If on the other hand IT was able to characterize and document the characteristics of workloads better, then those could literally be given to a vendor for testing without the upfront invest and loss of time.
Workload and function characterisation is a serious advantage in that spending can be limited to the functions needed - think lean. Further, as new paradigms or delivery patforms come into play, these same specifications determine how rapidly your organisation can gain early adopter advantage!
The Cloud represents the ability of the CIO to treat IT as a business enabler. To do that, the Cloud needs to be embedded into all elements of the business. That entails that the organization running the Cloud needs to be business-savvy to spawn innovation, and cost-conscientious to reduce costs dramatically.

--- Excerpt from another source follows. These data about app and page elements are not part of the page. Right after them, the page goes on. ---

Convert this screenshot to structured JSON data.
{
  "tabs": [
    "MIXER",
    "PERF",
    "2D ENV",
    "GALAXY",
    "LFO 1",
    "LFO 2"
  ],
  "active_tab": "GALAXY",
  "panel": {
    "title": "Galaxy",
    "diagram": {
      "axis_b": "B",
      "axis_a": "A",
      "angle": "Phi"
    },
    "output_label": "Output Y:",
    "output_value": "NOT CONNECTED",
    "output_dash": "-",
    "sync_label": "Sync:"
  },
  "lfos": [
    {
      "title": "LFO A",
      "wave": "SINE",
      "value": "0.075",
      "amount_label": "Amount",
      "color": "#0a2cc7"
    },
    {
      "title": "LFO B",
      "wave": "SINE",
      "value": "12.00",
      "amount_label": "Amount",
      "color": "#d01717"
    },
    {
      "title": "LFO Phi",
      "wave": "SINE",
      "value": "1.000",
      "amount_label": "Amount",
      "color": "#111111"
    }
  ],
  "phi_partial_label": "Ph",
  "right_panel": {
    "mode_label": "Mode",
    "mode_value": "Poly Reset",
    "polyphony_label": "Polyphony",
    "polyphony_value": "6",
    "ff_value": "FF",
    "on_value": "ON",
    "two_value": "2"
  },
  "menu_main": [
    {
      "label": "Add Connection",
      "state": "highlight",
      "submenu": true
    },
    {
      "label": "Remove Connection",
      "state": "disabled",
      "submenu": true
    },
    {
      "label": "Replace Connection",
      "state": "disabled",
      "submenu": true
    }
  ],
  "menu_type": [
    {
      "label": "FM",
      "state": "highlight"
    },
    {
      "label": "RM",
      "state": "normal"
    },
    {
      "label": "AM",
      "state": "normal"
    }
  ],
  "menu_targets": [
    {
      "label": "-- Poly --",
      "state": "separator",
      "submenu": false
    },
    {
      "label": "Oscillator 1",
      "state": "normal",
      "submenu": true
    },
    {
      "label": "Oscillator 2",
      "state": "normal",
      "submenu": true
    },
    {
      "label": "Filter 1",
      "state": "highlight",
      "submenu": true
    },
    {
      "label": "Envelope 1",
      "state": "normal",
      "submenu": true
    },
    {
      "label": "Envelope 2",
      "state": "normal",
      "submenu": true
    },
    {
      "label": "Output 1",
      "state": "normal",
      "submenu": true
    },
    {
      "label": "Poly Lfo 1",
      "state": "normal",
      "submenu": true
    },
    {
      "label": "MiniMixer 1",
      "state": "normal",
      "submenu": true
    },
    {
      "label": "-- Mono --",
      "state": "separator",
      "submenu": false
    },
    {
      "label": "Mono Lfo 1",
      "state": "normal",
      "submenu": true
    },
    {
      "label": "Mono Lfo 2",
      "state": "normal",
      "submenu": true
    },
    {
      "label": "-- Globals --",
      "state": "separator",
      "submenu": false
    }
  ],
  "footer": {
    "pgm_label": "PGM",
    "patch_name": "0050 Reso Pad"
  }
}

Multi-disciplinary teams that cut across traditional IT silos, such as networking/storage/server need to grouped together for maximum benefits. Don’t forget the developers! They need to make sure that their applications can implicitly be dynamic and scale-on-demand, assuming that infrastructure is willing - that infrastructure is the Cloud and it is ready for prime time use!
The CIO should be fostering adoption of a Cloud Strategy for the organization to ensure end-2-end transformation of the organization. Ensuring cost avoidance and transforming IT-spend to sponsor development of revenue generating applications should be part of this strategy.
The CIO can foster early growth of business sponsors throughout the organization, promoting and defining use-cases for the business to leverage the Cloud value . Agility should be thought of holistically ensuring everything is possible to adjust and automate on the fly.
Don’t let your organization miss out on these relatively easy ways of radically enhancing competitiveness, while newer startups embrace 100% virtualization with the Cloud and effectively “steal” market share, erode brand value (especially by price-savvy consumers in the prevailing economy) and weaken market positioning.
CIOs should be fully sponsoring the change to full virtualization at every level, and support embedding of the Cloud in the fabric of the business and its IT needs. Complete CIO executive sponsorship is the critical piece that drives successful virtualization and transformation to Private Cloud!